“The language of love. He knew enough Hindi to communicate that love. There has never been a star like him in the south. And such humility! You can’t imagine how many things he has gifted me. I remember once I had gone to his home. I chattily expressed admiration for the ‘nauratna’ necklace that his wife was wearing.
“He immediately told his Kamala Amma to take off the necklace and give it to me. It remains one of my favourite pieces of jewellery which I wear quite often.”
After the incident, she stopped expressing admiration for anything in his house.
“When there was a celebration for my silver jubilee year in the film industry, he came to Mumbai, presented me with a Saraswati idol, a gold chain and a special garland of flowers that he had brought all the way from Chennai to Mumbai which he put around my neck in my house. I’ll always regret the fact that I couldn’t meet him before his death. I recorded a song for Ilaiyaraaja on May 17 in Mumbai.

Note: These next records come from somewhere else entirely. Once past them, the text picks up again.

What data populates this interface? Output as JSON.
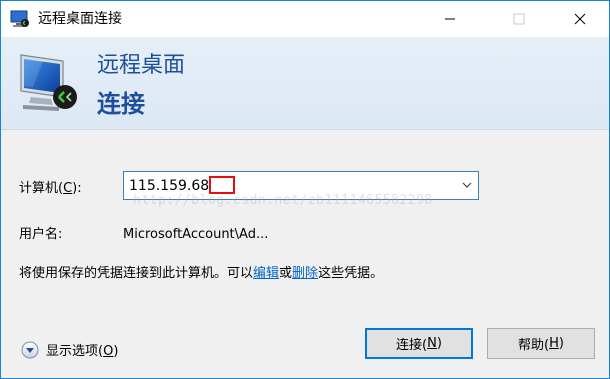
{
  "window": {
    "title": "远程桌面连接"
  },
  "banner": {
    "line1": "远程桌面",
    "line2": "连接"
  },
  "form": {
    "computer_label": "计算机(",
    "computer_access_key": "C",
    "computer_label_suffix": "):",
    "computer_value": "115.159.68",
    "username_label": "用户名:",
    "username_value": "MicrosoftAccount\\Ad...",
    "info_prefix": "将使用保存的凭据连接到此计算机。可以",
    "edit_link": "编辑",
    "info_or": "或",
    "delete_link": "删除",
    "info_suffix": "这些凭据。"
  },
  "watermark": "http://blog.csdn.net/zb1111465582298",
  "footer": {
    "show_options": "显示选项(",
    "show_options_key": "O",
    "show_options_suffix": ")",
    "connect_button": "连接(",
    "connect_key": "N",
    "connect_suffix": ")",
    "help_button": "帮助(",
    "help_key": "H",
    "help_suffix": ")"
  },
  "colors": {
    "window_border": "#1883d7",
    "banner_text": "#1c4f9c",
    "link": "#0066cc",
    "combo_border": "#3c7fb1",
    "primary_button_border": "#0078d7",
    "annotation_box": "#e01010"
  },
  "icons": [
    "rdp-app-icon",
    "minimize-icon",
    "maximize-icon",
    "close-icon",
    "rdp-monitor-icon",
    "dropdown-arrow-icon",
    "expand-options-icon"
  ]
}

“I was supposed to go to Chennai for the recording. But was unable to do so because of ill health. When Raja (Ilaiyaraaja) was here I inquired about Sivaji saab’s health. Raja said, ‘No no no. He isn’t well. You must go and see him or else you’ll miss the chance.’ The same night I left for London. I told my sister Meena we must visit Sivaji saab when we return from London.
“He had rung me up in London when I had received the Bharat Ratna (in 2001). He said ‘Congratulations’. He knew his end was near. Then just two days before his death, my nephew Yogesh and I were trying Sivaji saab’s number. We couldn’t get through.

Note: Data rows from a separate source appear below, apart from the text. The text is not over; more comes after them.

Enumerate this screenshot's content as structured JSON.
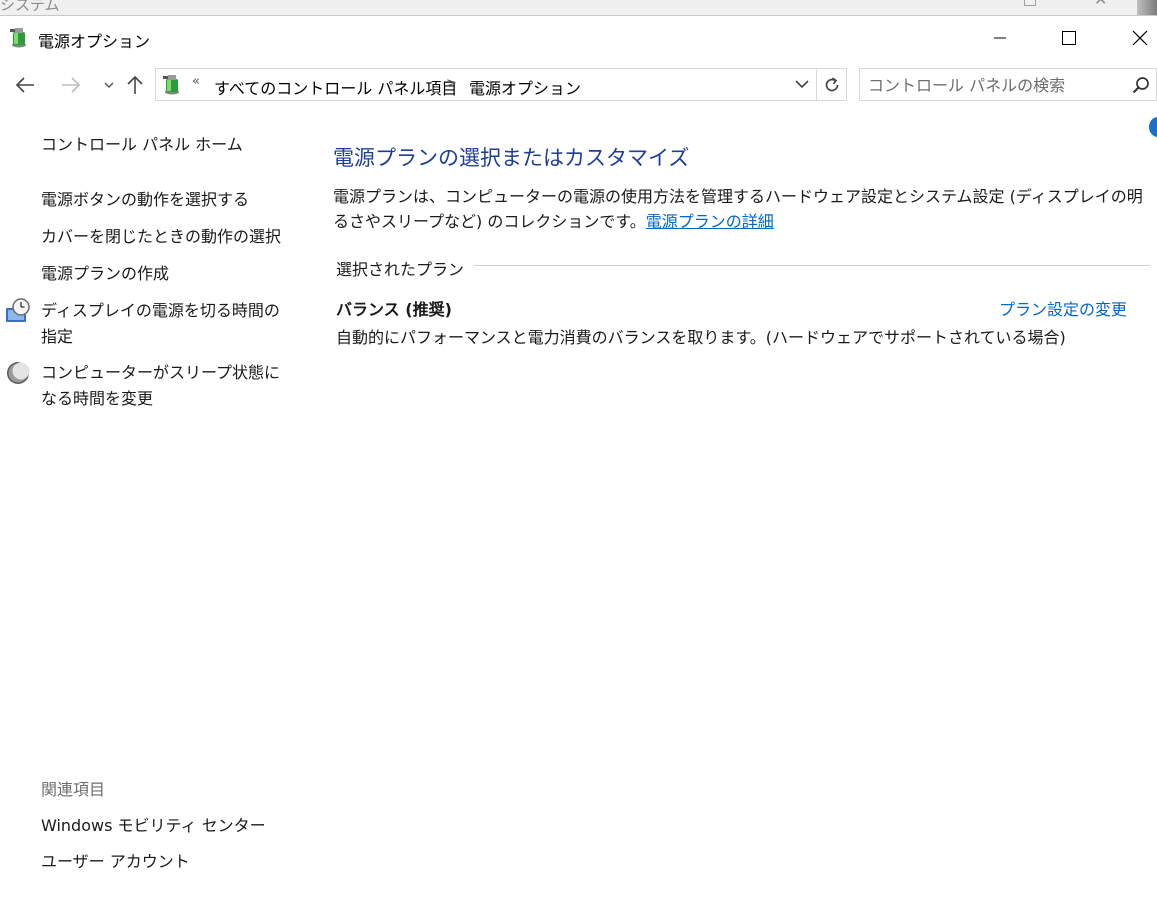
{
  "background_window": {
    "title": "システム"
  },
  "window": {
    "title": "電源オプション"
  },
  "nav": {
    "breadcrumb_overflow": "«",
    "breadcrumbs": [
      "すべてのコントロール パネル項目",
      "電源オプション"
    ],
    "separator": ">",
    "search_placeholder": "コントロール パネルの検索"
  },
  "sidebar": {
    "home": "コントロール パネル ホーム",
    "tasks": [
      "電源ボタンの動作を選択する",
      "カバーを閉じたときの動作の選択",
      "電源プランの作成",
      "ディスプレイの電源を切る時間の指定",
      "コンピューターがスリープ状態になる時間を変更"
    ],
    "see_also_heading": "関連項目",
    "see_also": [
      "Windows モビリティ センター",
      "ユーザー アカウント"
    ]
  },
  "main": {
    "title": "電源プランの選択またはカスタマイズ",
    "description": "電源プランは、コンピューターの電源の使用方法を管理するハードウェア設定とシステム設定 (ディスプレイの明るさやスリープなど) のコレクションです。",
    "description_link": "電源プランの詳細",
    "selected_plan_label": "選択されたプラン",
    "plan": {
      "name": "バランス (推奨)",
      "change_link": "プラン設定の変更",
      "description": "自動的にパフォーマンスと電力消費のバランスを取ります。(ハードウェアでサポートされている場合)"
    }
  },
  "colors": {
    "title_blue": "#1e3f94",
    "link_blue": "#0066cc",
    "muted_text": "#6d6d6d"
  },
  "icons": {
    "app": "power-options-icon",
    "display_timer": "clock-monitor-icon",
    "sleep": "moon-sleep-icon"
  }
}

“I think he was hospitalised on the same evening. When I heard about his death, I felt something had been lost irrevocably. There shall never be another person like him. He used to be so warm.”
He used to call her youngest sister Usha, a cat.
“Whenever he came to Mumbai, he used to ask me to sing my Marathi devotional Ghanshyam sundara. I sang for the first time for Ilaiyaraaja in the film that starred Sivaji saab’s younger son Prabhu in the film ‘Anand’. The minute Sivaji saab’s elder son called me, I rushed to sing the song.”
“He did act in a few Hindi films. But he always told me Hindi films didn’t gel with him. He felt uncomfortable in Hindi films, though he could carry it off. He was the lion of Tamil cinema.”